**REQUIREMENT**
Apart from the pictures, reproduce the data below exactly as it stands.

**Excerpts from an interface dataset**
::::::::

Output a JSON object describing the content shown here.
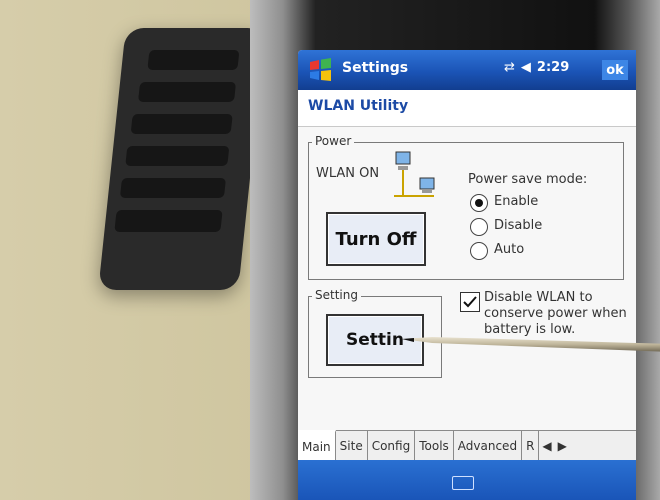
{
  "titlebar": {
    "app_title": "Settings",
    "time": "2:29",
    "ok_label": "ok"
  },
  "subtitle": "WLAN Utility",
  "power": {
    "group_label": "Power",
    "wlan_status": "WLAN ON",
    "toggle_label": "Turn Off",
    "save_mode_label": "Power save mode:",
    "options": [
      "Enable",
      "Disable",
      "Auto"
    ],
    "selected": "Enable"
  },
  "setting": {
    "group_label": "Setting",
    "button_label": "Settin",
    "checkbox_label": "Disable WLAN to conserve power when battery is low.",
    "checkbox_checked": true
  },
  "tabs": [
    "Main",
    "Site",
    "Config",
    "Tools",
    "Advanced",
    "R"
  ],
  "active_tab": "Main",
  "colors": {
    "titlebar": "#1b54b6",
    "subtitle_text": "#1c4aa5",
    "screen_bg": "#f7f7f7"
  },
  "icons": [
    "windows-logo-icon",
    "connectivity-icon",
    "volume-icon",
    "network-computer-icon",
    "checkmark-icon",
    "arrow-left-icon",
    "arrow-right-icon",
    "keyboard-icon"
  ]
}
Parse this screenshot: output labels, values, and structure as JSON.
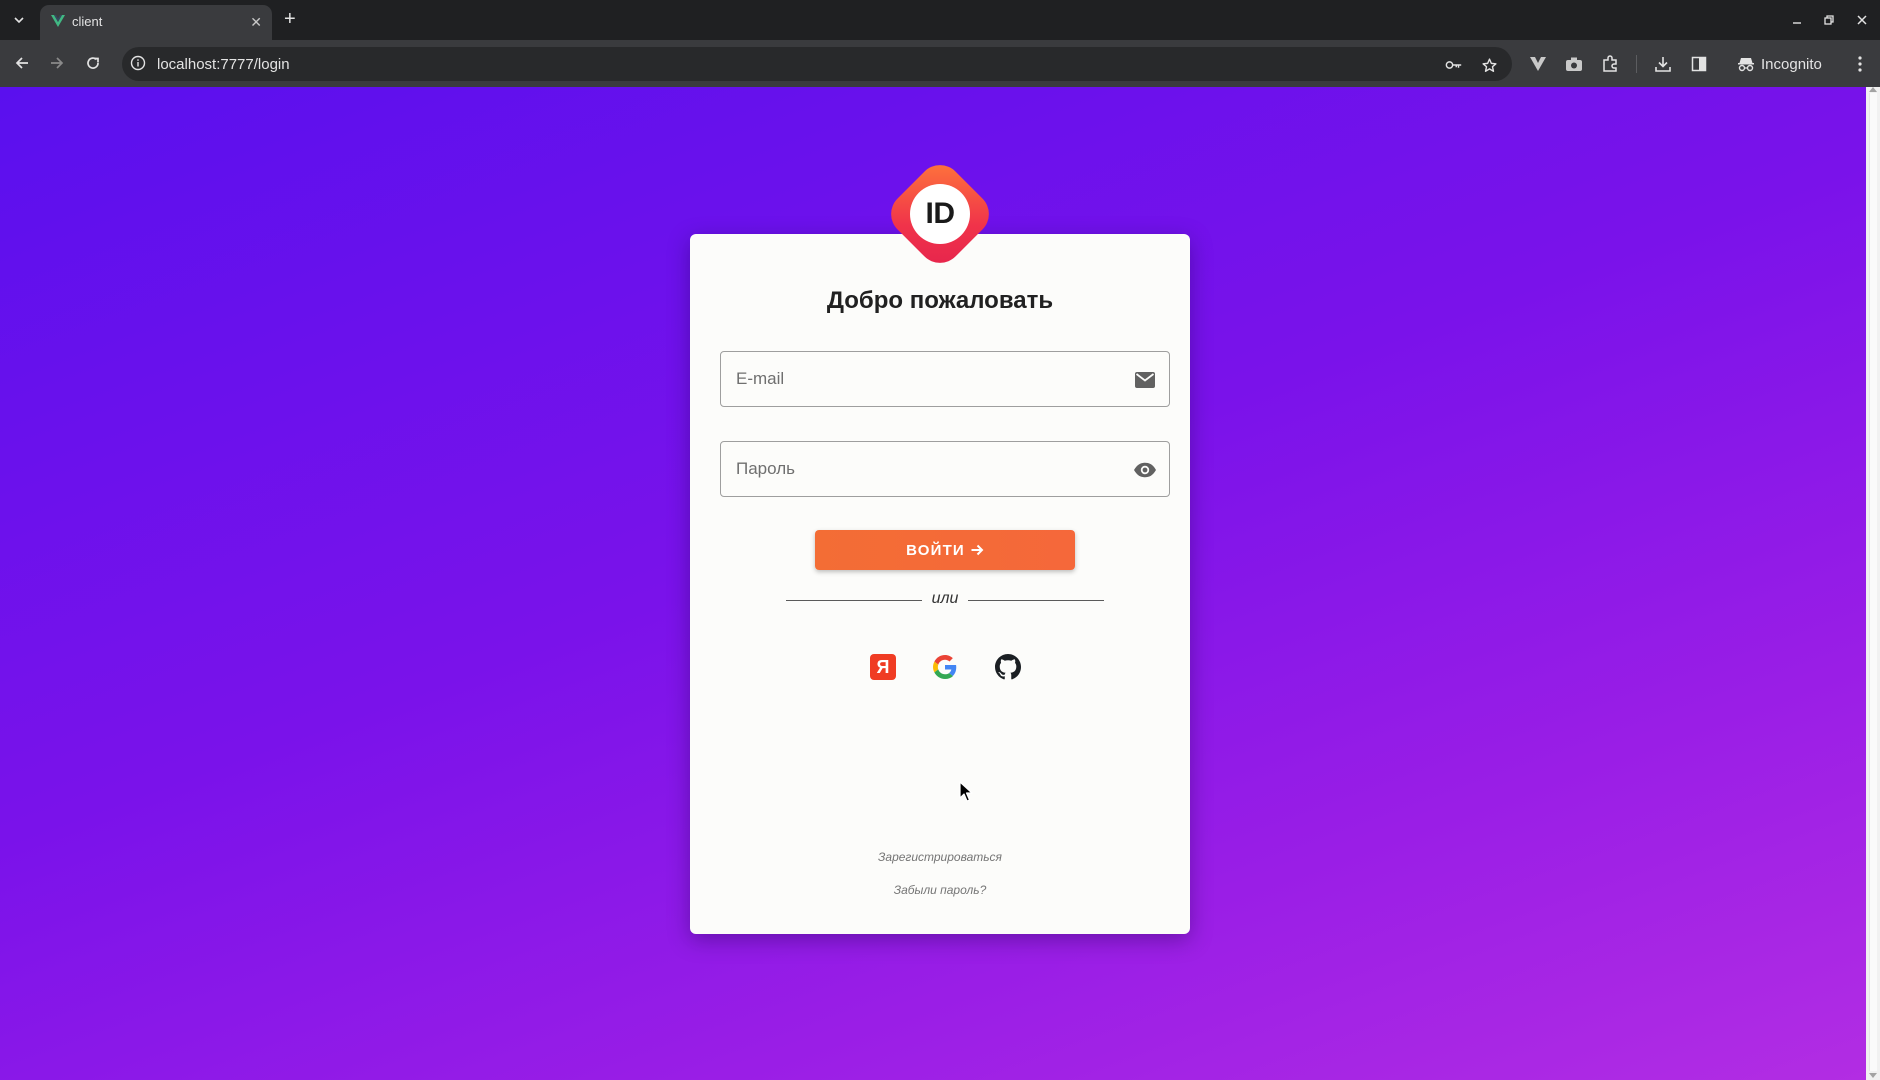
{
  "browser": {
    "tab_title": "client",
    "url": "localhost:7777/login",
    "incognito_label": "Incognito",
    "icons": [
      "tab-list-icon",
      "vue-favicon-icon",
      "close-icon",
      "new-tab-icon",
      "minimize-icon",
      "maximize-icon",
      "window-close-icon",
      "back-icon",
      "forward-icon",
      "reload-icon",
      "site-info-icon",
      "key-icon",
      "star-icon",
      "vuetify-extension-icon",
      "camera-extension-icon",
      "extensions-icon",
      "download-icon",
      "side-panel-icon",
      "incognito-icon",
      "more-menu-icon"
    ]
  },
  "page": {
    "background_gradient": [
      "#5a10ee",
      "#b22de3"
    ],
    "logo_text": "ID",
    "logo_colors": [
      "#ff7a3a",
      "#e5234d"
    ],
    "title": "Добро пожаловать",
    "email": {
      "placeholder": "E-mail",
      "value": "",
      "icon": "mail-icon"
    },
    "password": {
      "placeholder": "Пароль",
      "value": "",
      "icon": "eye-icon"
    },
    "login_button": {
      "label": "ВОЙТИ",
      "icon": "arrow-right-icon",
      "color": "#f36d35"
    },
    "divider_text": "или",
    "social": [
      {
        "name": "yandex",
        "glyph": "Я",
        "color": "#f03c23"
      },
      {
        "name": "google",
        "icon": "google-icon"
      },
      {
        "name": "github",
        "icon": "github-icon"
      }
    ],
    "register_link": "Зарегистрироваться",
    "forgot_link": "Забыли пароль?"
  }
}
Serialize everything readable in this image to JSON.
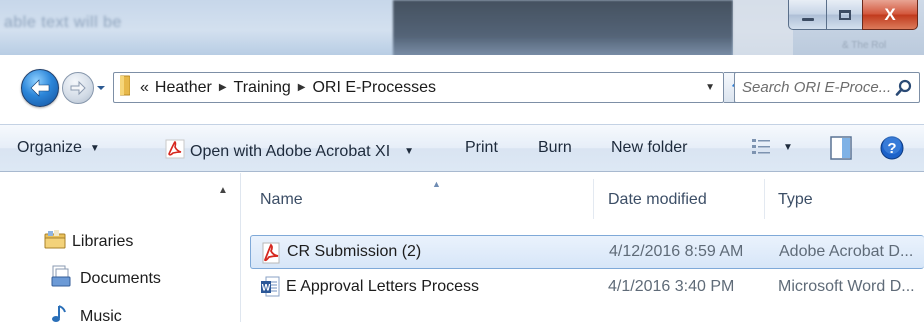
{
  "window": {
    "background_title_text": "able text will be",
    "ghost_text_left": "& The Rol",
    "close_label": "X"
  },
  "address_bar": {
    "overflow_chevron": "«",
    "breadcrumbs": [
      "Heather",
      "Training",
      "ORI E-Processes"
    ],
    "search_placeholder": "Search ORI E-Proce..."
  },
  "command_bar": {
    "organize": "Organize",
    "open_with": "Open with Adobe Acrobat XI",
    "print": "Print",
    "burn": "Burn",
    "new_folder": "New folder"
  },
  "nav_pane": {
    "items": [
      {
        "label": "Libraries",
        "icon": "libraries-icon"
      },
      {
        "label": "Documents",
        "icon": "documents-icon"
      },
      {
        "label": "Music",
        "icon": "music-icon"
      }
    ]
  },
  "file_list": {
    "columns": {
      "name": "Name",
      "date": "Date modified",
      "type": "Type"
    },
    "rows": [
      {
        "name": "CR Submission (2)",
        "date": "4/12/2016 8:59 AM",
        "type": "Adobe Acrobat D...",
        "icon": "pdf-file-icon",
        "selected": true
      },
      {
        "name": "E Approval Letters Process",
        "date": "4/1/2016 3:40 PM",
        "type": "Microsoft Word D...",
        "icon": "word-file-icon",
        "selected": false
      }
    ]
  },
  "colors": {
    "accent_blue": "#2c86d9",
    "selection_border": "#7fa9d8",
    "close_red": "#c0391c",
    "pdf_red": "#d6281f",
    "word_blue": "#2b5797",
    "help_blue": "#1c62c9"
  }
}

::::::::

**WRITTEN RESPONSE**
Output a JSON object describing the content shown here.
{
  "titlebar": {
    "app_title": "Settings",
    "time": "2:29",
    "ok_label": "ok"
  },
  "subtitle": "WLAN Utility",
  "power": {
    "group_label": "Power",
    "wlan_status": "WLAN ON",
    "toggle_label": "Turn Off",
    "save_mode_label": "Power save mode:",
    "options": [
      "Enable",
      "Disable",
      "Auto"
    ],
    "selected": "Enable"
  },
  "setting": {
    "group_label": "Setting",
    "button_label": "Settin",
    "checkbox_label": "Disable WLAN to conserve power when battery is low.",
    "checkbox_checked": true
  },
  "tabs": [
    "Main",
    "Site",
    "Config",
    "Tools",
    "Advanced",
    "R"
  ],
  "active_tab": "Main",
  "colors": {
    "titlebar": "#1b54b6",
    "subtitle_text": "#1c4aa5",
    "screen_bg": "#f7f7f7"
  },
  "icons": [
    "windows-logo-icon",
    "connectivity-icon",
    "volume-icon",
    "network-computer-icon",
    "checkmark-icon",
    "arrow-left-icon",
    "arrow-right-icon",
    "keyboard-icon"
  ]
}
Parse this screenshot: output labels, values, and structure as JSON.
{
  "browser": {
    "tab_title": "client",
    "url": "localhost:7777/login",
    "incognito_label": "Incognito",
    "icons": [
      "tab-list-icon",
      "vue-favicon-icon",
      "close-icon",
      "new-tab-icon",
      "minimize-icon",
      "maximize-icon",
      "window-close-icon",
      "back-icon",
      "forward-icon",
      "reload-icon",
      "site-info-icon",
      "key-icon",
      "star-icon",
      "vuetify-extension-icon",
      "camera-extension-icon",
      "extensions-icon",
      "download-icon",
      "side-panel-icon",
      "incognito-icon",
      "more-menu-icon"
    ]
  },
  "page": {
    "background_gradient": [
      "#5a10ee",
      "#b22de3"
    ],
    "logo_text": "ID",
    "logo_colors": [
      "#ff7a3a",
      "#e5234d"
    ],
    "title": "Добро пожаловать",
    "email": {
      "placeholder": "E-mail",
      "value": "",
      "icon": "mail-icon"
    },
    "password": {
      "placeholder": "Пароль",
      "value": "",
      "icon": "eye-icon"
    },
    "login_button": {
      "label": "ВОЙТИ",
      "icon": "arrow-right-icon",
      "color": "#f36d35"
    },
    "divider_text": "или",
    "social": [
      {
        "name": "yandex",
        "glyph": "Я",
        "color": "#f03c23"
      },
      {
        "name": "google",
        "icon": "google-icon"
      },
      {
        "name": "github",
        "icon": "github-icon"
      }
    ],
    "register_link": "Зарегистрироваться",
    "forgot_link": "Забыли пароль?"
  }
}
Serialize everything readable in this image to JSON.
{
  "window": {
    "background_title_text": "able text will be",
    "ghost_text_left": "& The Rol",
    "close_label": "X"
  },
  "address_bar": {
    "overflow_chevron": "«",
    "breadcrumbs": [
      "Heather",
      "Training",
      "ORI E-Processes"
    ],
    "search_placeholder": "Search ORI E-Proce..."
  },
  "command_bar": {
    "organize": "Organize",
    "open_with": "Open with Adobe Acrobat XI",
    "print": "Print",
    "burn": "Burn",
    "new_folder": "New folder"
  },
  "nav_pane": {
    "items": [
      {
        "label": "Libraries",
        "icon": "libraries-icon"
      },
      {
        "label": "Documents",
        "icon": "documents-icon"
      },
      {
        "label": "Music",
        "icon": "music-icon"
      }
    ]
  },
  "file_list": {
    "columns": {
      "name": "Name",
      "date": "Date modified",
      "type": "Type"
    },
    "rows": [
      {
        "name": "CR Submission (2)",
        "date": "4/12/2016 8:59 AM",
        "type": "Adobe Acrobat D...",
        "icon": "pdf-file-icon",
        "selected": true
      },
      {
        "name": "E Approval Letters Process",
        "date": "4/1/2016 3:40 PM",
        "type": "Microsoft Word D...",
        "icon": "word-file-icon",
        "selected": false
      }
    ]
  },
  "colors": {
    "accent_blue": "#2c86d9",
    "selection_border": "#7fa9d8",
    "close_red": "#c0391c",
    "pdf_red": "#d6281f",
    "word_blue": "#2b5797",
    "help_blue": "#1c62c9"
  }
}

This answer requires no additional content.